[Data — start]
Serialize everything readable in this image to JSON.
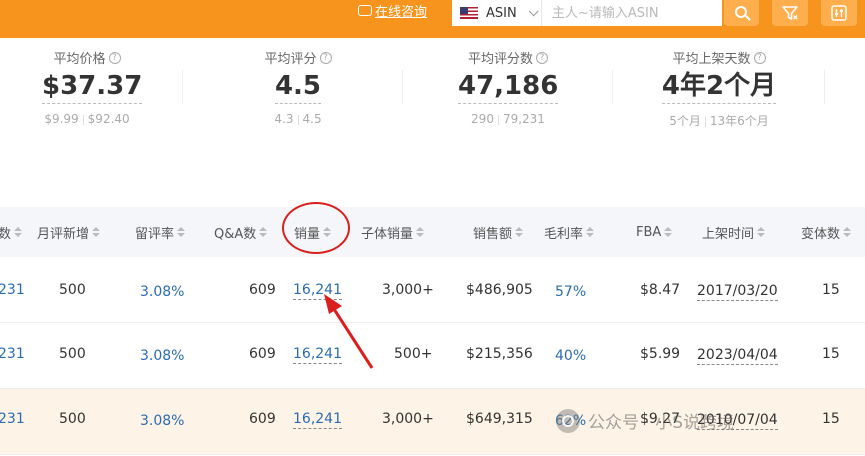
{
  "header": {
    "consult_label": "在线咨询",
    "country_code": "ASIN",
    "search_placeholder": "主人~请输入ASIN",
    "accent_color": "#f7941d"
  },
  "stats": [
    {
      "label": "平均价格",
      "value": "$37.37",
      "min": "$9.99",
      "max": "$92.40"
    },
    {
      "label": "平均评分",
      "value": "4.5",
      "min": "4.3",
      "max": "4.5"
    },
    {
      "label": "平均评分数",
      "value": "47,186",
      "min": "290",
      "max": "79,231"
    },
    {
      "label": "平均上架天数",
      "value": "4年2个月",
      "min": "5个月",
      "max": "13年6个月"
    }
  ],
  "table": {
    "columns": [
      "数",
      "月评新增",
      "留评率",
      "Q&A数",
      "销量",
      "子体销量",
      "销售额",
      "毛利率",
      "FBA",
      "上架时间",
      "变体数"
    ],
    "rows": [
      {
        "reviews": "231",
        "monthly_new": "500",
        "review_rate": "3.08%",
        "qa": "609",
        "sales": "16,241",
        "child_sales": "3,000+",
        "revenue": "$486,905",
        "margin": "57%",
        "fba": "$8.47",
        "listed": "2017/03/20",
        "variants": "15"
      },
      {
        "reviews": "231",
        "monthly_new": "500",
        "review_rate": "3.08%",
        "qa": "609",
        "sales": "16,241",
        "child_sales": "500+",
        "revenue": "$215,356",
        "margin": "40%",
        "fba": "$5.99",
        "listed": "2023/04/04",
        "variants": "15"
      },
      {
        "reviews": "231",
        "monthly_new": "500",
        "review_rate": "3.08%",
        "qa": "609",
        "sales": "16,241",
        "child_sales": "3,000+",
        "revenue": "$649,315",
        "margin": "62%",
        "fba": "$9.27",
        "listed": "2010/07/04",
        "variants": "15"
      }
    ]
  },
  "watermark": {
    "text": "公众号 · 小S说跨境"
  }
}
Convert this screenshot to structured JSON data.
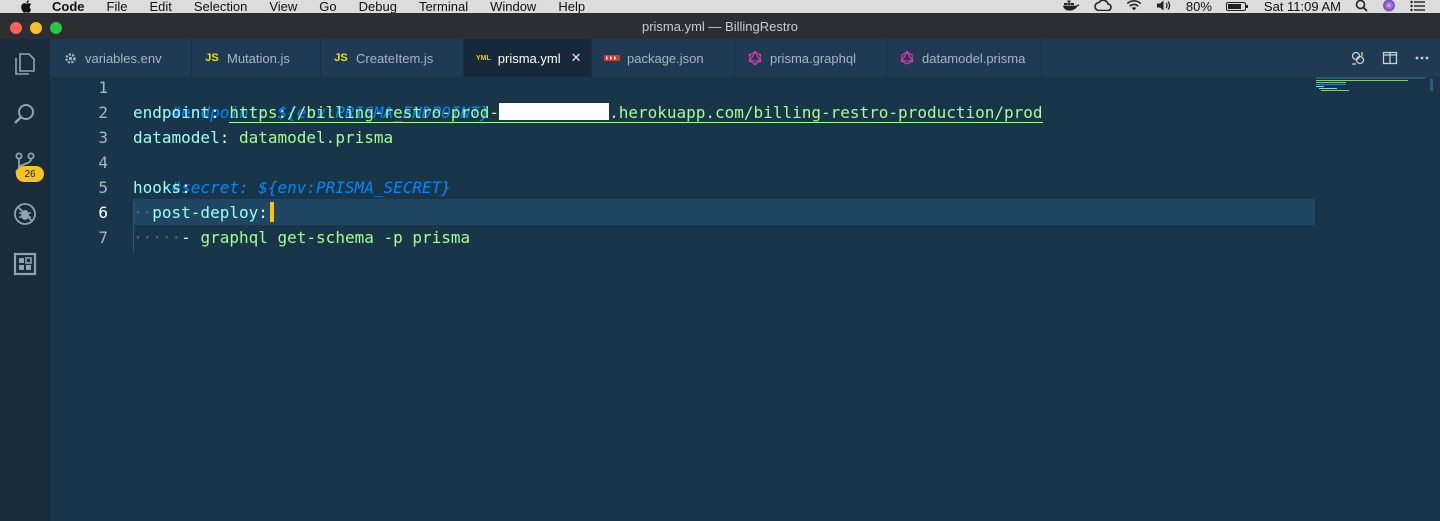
{
  "menubar": {
    "items": [
      "Code",
      "File",
      "Edit",
      "Selection",
      "View",
      "Go",
      "Debug",
      "Terminal",
      "Window",
      "Help"
    ],
    "battery_percent": "80%",
    "battery_level": 0.8,
    "clock": "Sat 11:09 AM"
  },
  "window": {
    "title": "prisma.yml — BillingRestro"
  },
  "activitybar": {
    "scm_badge": "26"
  },
  "tabs": [
    {
      "label": "variables.env",
      "icon": "gear-icon",
      "active": false
    },
    {
      "label": "Mutation.js",
      "icon": "js-icon",
      "active": false
    },
    {
      "label": "CreateItem.js",
      "icon": "js-icon",
      "active": false
    },
    {
      "label": "prisma.yml",
      "icon": "yml-icon",
      "active": true
    },
    {
      "label": "package.json",
      "icon": "npm-icon",
      "active": false
    },
    {
      "label": "prisma.graphql",
      "icon": "graphql-icon",
      "active": false
    },
    {
      "label": "datamodel.prisma",
      "icon": "prisma-icon",
      "active": false
    }
  ],
  "editor": {
    "line_numbers": [
      "1",
      "2",
      "3",
      "4",
      "5",
      "6",
      "7"
    ],
    "active_line": 6,
    "lines": {
      "l1": "#endpoint: ${env:PRISMA_ENDPOINT}",
      "l2_key": "endpoint",
      "l2_colon": ":",
      "l2_url_start": "https://billing-restro-prod-",
      "l2_url_end": ".herokuapp.com/billing-restro-production/prod",
      "l3_key": "datamodel",
      "l3_colon": ":",
      "l3_val": "datamodel.prisma",
      "l4": "#secret: ${env:PRISMA_SECRET}",
      "l5_key": "hooks",
      "l5_colon": ":",
      "l6_key": "post-deploy",
      "l6_colon": ":",
      "l7_dash": "-",
      "l7_val": "graphql get-schema -p prisma"
    }
  },
  "colors": {
    "editor_bg": "#193549",
    "comment": "#0088ff",
    "key": "#9efff5",
    "string": "#a5ff90",
    "cursor": "#ffc600",
    "badge": "#f8c31d"
  }
}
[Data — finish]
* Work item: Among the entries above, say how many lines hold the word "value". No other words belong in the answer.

* Reply to the task: 4